Readers of this blog may note that we have previously discussed the topic of anti-concurrent causation clauses in various jurisdictions around the country (see here, here, and here). As a quick reminder, an anti-concurrent causation clause is that prefatory language that precedes a list of excluded perils, and that generally provides that the policy “does not insure loss or damage directly or indirectly caused by, arising out of or resulting from” those enumerated perils, “regardless of any other cause or event contributing concurrently or in any sequence to the loss.”

In the wake of Hurricane Sandy, we highlighted an effort by a consumer group to block application of anti-concurrent causation clauses for Sandy losses on the grounds that “flooding” is typically an excluded peril, and that, were the clause to be applied, a large portion of the damage that occurred as a result of Sandy would not be covered under a typical first-party property policy. Now, more than three-and-a-half years after Sandy, more and more cases brought by homeowners against insurers are winding their way through the court system, and courts in those areas impacted by Sandy are being presented with important questions of policy interpretation on a host of issues, including the potential application of anti-concurrent causation language.

Such was the case in a recently decided federal lawsuit in New Jersey. In Keelen v. QBE Ins. Corp., 2016 U.S. Dist. LEXIS 55895 (D.N.J. Apr. 27, 2016), Plaintiffs owned a residential beach property located in Ortley Beach, New Jersey. The insured property suffered significant damage during Sandy that was at least partially caused when the house was knocked off of its foundation. Plaintiffs’ claim for wind damage was denied because the damage attributable to wind fell below the wind deductible, and because the insurer determined that the vast majority of the damage was not covered due to the policy’s exclusion for “water,” which included “flood,” “surface water,” “storm surge,” and “waterborne materials,” and which was preceded by an anti-concurrent causation clause.

Plaintiffs brought suit, and the defendant insurer moved for summary judgment. During the briefing of that motion, the parties appear to have agreed that a substantial portion of the damage to the insured property occurred when it was impacted by a neighbor’s house that had apparently escaped from its foundation and been pushed by the rising water onto Plaintiffs’ property. In granting the insurer’s motion for summary judgment, the Court noted that pre-Sandy New Jersey courts (at both the state and federal level) had upheld application of anti-concurrent causation clauses. The Court found that “Plaintiffs have not offered any evidence showing that storm surge did not, at least indirectly, cause the losses at issue,” and therefore concluded that the claim was not covered under the policy.
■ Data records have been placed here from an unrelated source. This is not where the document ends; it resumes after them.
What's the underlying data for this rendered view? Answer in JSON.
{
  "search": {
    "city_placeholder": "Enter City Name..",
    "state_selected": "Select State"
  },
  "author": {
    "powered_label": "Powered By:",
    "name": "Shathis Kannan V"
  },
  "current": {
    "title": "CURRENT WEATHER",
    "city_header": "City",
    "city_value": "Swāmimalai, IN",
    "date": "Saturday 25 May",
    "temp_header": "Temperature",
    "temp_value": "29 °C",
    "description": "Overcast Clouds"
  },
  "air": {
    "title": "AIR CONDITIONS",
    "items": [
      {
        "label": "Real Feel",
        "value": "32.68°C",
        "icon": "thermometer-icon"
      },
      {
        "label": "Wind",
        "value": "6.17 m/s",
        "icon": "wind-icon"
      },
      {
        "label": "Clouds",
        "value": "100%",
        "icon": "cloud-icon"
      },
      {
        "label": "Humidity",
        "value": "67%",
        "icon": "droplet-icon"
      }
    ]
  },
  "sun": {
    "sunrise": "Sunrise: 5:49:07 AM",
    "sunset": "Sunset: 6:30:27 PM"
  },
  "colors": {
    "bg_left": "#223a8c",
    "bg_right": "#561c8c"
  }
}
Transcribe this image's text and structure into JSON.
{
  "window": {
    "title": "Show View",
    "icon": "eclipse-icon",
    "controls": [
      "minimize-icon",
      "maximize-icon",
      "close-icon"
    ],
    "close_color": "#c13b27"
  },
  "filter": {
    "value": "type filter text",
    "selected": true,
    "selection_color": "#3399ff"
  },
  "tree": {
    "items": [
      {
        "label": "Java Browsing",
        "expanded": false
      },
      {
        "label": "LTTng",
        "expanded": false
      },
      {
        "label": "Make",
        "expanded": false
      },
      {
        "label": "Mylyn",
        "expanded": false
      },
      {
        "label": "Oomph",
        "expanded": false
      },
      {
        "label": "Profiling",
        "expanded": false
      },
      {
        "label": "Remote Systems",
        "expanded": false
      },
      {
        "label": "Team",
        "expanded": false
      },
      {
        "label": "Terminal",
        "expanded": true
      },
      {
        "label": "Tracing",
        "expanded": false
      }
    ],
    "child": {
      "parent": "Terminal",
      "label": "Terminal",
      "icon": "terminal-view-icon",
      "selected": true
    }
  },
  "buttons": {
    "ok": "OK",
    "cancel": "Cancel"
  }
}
The Keelen decision is an important recognition of the continued applicability and enforceability of anti-concurrent causation language in New Jersey.